Your objective:
Identify every line in the records below that contains the word "Senior", and copy each of those lines.

Entries from a dataset of interfaces:
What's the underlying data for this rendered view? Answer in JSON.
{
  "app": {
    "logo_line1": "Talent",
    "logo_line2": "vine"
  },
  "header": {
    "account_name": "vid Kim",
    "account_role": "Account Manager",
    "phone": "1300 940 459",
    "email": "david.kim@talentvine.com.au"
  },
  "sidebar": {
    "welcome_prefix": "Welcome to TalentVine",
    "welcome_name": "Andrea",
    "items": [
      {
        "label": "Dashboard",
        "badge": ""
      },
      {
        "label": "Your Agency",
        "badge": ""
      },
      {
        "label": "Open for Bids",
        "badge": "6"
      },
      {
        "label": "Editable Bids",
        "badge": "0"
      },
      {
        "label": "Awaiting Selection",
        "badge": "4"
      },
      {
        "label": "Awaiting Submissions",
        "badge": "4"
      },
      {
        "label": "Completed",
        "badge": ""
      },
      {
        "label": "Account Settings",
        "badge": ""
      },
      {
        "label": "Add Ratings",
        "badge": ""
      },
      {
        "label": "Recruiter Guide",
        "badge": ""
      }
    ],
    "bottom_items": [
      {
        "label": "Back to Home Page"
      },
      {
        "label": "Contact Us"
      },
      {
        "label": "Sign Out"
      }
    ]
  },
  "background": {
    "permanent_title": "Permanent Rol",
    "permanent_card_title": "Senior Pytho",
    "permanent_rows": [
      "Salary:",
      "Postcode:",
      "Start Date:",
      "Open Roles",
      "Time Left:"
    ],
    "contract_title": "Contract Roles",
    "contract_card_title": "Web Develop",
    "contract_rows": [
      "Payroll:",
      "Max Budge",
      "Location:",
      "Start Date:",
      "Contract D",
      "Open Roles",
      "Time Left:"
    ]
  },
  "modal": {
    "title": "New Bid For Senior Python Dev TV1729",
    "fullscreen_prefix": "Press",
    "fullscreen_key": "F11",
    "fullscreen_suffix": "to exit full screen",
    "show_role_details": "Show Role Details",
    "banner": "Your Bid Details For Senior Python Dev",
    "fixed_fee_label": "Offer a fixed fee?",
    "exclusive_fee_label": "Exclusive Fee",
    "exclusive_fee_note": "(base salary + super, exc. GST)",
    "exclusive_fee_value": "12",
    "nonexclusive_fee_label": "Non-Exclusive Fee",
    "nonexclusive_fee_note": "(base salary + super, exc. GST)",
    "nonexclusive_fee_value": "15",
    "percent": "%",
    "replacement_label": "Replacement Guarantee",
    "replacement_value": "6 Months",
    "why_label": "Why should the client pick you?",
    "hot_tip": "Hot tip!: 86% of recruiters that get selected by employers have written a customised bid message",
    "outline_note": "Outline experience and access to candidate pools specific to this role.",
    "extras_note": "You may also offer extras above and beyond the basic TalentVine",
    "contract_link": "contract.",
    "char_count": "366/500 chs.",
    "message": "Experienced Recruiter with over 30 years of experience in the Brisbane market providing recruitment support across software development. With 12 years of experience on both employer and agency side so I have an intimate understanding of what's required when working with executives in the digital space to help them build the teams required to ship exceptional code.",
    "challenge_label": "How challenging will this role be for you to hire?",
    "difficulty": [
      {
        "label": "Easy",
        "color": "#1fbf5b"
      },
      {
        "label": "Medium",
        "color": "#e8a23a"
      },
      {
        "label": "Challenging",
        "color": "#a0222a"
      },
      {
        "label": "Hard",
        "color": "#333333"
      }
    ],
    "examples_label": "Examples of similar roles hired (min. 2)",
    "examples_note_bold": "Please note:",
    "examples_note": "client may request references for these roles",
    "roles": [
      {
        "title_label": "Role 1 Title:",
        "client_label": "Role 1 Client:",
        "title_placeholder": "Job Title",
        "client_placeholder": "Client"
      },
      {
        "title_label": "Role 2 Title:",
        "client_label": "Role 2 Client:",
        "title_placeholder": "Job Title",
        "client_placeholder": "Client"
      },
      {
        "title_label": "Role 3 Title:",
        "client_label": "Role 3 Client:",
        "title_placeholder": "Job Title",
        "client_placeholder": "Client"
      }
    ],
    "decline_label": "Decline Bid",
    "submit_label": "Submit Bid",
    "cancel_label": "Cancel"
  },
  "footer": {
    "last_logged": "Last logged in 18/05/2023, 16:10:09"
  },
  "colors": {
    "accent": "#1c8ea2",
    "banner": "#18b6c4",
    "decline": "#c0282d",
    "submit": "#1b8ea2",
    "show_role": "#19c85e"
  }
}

Your response:
    "permanent_card_title": "Senior Pytho",
    "title": "New Bid For Senior Python Dev TV1729",
    "banner": "Your Bid Details For Senior Python Dev",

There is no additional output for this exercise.